Third-party accessory maker Mophie on Thursday offered some interesting particulars about Apple's MFi initiative as it pertains to the preprietary Lightning connector, saying that the company is going to great lengths to protect its investment in the new I/O protocol.


Teardown of Apple's Lightning connector shows authentication chip.

Speaking to The New York Times, Mophie's Vice President of Marketing Ross Howe explained the process third-party manufacturers must go through in order to gain official "MFi" status.

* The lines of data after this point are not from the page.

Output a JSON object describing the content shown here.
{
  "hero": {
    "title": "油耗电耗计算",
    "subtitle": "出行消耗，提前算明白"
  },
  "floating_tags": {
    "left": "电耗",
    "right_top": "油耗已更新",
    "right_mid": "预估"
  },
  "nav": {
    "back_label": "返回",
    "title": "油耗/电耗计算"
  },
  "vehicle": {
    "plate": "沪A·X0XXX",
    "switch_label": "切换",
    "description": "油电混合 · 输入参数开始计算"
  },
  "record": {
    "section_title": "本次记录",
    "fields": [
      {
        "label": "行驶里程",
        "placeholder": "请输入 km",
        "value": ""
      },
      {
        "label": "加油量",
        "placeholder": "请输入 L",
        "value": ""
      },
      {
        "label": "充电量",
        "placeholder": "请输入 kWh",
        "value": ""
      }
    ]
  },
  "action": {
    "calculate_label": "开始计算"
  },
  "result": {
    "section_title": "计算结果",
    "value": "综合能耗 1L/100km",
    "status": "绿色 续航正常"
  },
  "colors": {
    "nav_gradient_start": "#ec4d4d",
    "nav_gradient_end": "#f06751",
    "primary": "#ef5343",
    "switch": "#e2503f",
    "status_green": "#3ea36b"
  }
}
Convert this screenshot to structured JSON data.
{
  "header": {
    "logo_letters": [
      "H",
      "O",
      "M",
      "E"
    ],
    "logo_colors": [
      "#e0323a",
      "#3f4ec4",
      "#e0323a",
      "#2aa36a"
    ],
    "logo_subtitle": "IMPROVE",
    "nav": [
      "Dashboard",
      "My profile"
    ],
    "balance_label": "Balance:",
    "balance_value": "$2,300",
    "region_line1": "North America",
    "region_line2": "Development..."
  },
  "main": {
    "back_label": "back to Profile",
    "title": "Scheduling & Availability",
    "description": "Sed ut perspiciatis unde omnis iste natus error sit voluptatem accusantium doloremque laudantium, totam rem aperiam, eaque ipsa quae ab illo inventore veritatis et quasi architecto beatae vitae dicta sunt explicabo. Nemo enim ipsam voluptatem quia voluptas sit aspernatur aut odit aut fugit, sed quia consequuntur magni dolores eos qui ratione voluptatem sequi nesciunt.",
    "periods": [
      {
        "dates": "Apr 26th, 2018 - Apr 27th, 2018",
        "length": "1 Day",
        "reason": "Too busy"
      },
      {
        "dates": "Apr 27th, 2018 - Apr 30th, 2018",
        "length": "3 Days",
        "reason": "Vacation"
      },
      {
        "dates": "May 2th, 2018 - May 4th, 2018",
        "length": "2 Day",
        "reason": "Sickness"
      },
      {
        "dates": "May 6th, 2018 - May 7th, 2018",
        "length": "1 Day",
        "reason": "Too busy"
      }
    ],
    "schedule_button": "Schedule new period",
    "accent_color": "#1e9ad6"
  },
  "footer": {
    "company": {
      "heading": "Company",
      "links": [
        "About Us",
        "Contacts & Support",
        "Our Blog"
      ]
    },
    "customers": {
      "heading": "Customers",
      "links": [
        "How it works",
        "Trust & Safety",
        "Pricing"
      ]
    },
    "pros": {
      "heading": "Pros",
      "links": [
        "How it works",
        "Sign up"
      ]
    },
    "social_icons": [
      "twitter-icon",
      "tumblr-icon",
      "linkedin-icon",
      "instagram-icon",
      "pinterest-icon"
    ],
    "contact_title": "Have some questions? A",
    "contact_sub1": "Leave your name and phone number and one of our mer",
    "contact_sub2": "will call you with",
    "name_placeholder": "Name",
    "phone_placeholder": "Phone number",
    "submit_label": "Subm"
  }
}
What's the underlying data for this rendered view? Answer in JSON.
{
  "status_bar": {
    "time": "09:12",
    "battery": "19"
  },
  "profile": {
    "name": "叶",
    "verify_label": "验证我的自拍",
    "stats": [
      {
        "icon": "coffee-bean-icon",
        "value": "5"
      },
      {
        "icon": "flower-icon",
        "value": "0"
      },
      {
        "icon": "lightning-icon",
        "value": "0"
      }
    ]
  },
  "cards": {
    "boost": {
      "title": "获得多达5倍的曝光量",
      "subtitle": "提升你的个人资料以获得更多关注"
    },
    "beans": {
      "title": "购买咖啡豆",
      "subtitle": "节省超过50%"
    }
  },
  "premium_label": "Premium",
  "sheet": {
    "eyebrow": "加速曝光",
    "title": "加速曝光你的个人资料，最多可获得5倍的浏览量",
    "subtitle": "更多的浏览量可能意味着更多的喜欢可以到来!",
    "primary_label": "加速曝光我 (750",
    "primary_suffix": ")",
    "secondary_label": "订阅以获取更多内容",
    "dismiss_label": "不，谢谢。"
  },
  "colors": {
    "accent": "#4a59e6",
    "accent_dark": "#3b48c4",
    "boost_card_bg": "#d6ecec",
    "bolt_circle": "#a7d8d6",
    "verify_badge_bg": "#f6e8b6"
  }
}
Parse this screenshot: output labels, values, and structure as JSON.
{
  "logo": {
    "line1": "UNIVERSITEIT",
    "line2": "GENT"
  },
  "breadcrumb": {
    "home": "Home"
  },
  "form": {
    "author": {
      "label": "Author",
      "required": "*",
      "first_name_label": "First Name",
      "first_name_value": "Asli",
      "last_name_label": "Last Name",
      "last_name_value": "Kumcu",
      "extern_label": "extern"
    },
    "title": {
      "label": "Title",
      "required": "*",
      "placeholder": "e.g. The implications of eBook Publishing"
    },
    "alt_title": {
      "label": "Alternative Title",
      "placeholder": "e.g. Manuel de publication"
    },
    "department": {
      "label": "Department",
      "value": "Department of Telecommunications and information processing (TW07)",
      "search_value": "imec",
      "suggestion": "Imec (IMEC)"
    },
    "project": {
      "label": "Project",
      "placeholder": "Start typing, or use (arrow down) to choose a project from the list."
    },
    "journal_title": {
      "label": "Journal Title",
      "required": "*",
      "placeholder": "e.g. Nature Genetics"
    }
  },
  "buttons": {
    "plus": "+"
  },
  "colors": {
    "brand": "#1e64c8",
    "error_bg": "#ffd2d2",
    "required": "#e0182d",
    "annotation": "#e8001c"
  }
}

Upon applying for the program, the accessory maker orders a Lightning connector component from Apple which can be used for product design. The supplied connector sports serial numbers and, as first reported by AppleInsider, an embedded authentication chip that can be used tie manufacturers to each component. When an accessory comes in to Apple for testing, the company can quickly reference the serial number or authenticator to see where the Lightning component originated.

“If you took this apart and put it in another product and Apple got a hold of it, they’d be able to see it’s from Mophie’s batch of Lightning connectors,” Howe said.

The strict component control allows Apple to keep a tight grip on aftermarket accessory royalties, as well as maintain a consistent user experience. Howe admitted that the Lightning connector can be reverse engineered, but pointed out that the resulting product would most likely be of lesser quality than Apple-approved devices.

“That’s one thing Apple is good at: controlling the user experience from end to end,” he said. “If you’re buying something in an Apple store, it’s gone through all this rigorous testing.”

Further, the control measures give Apple the power to issue software updates that would disable the use of unauthorized products.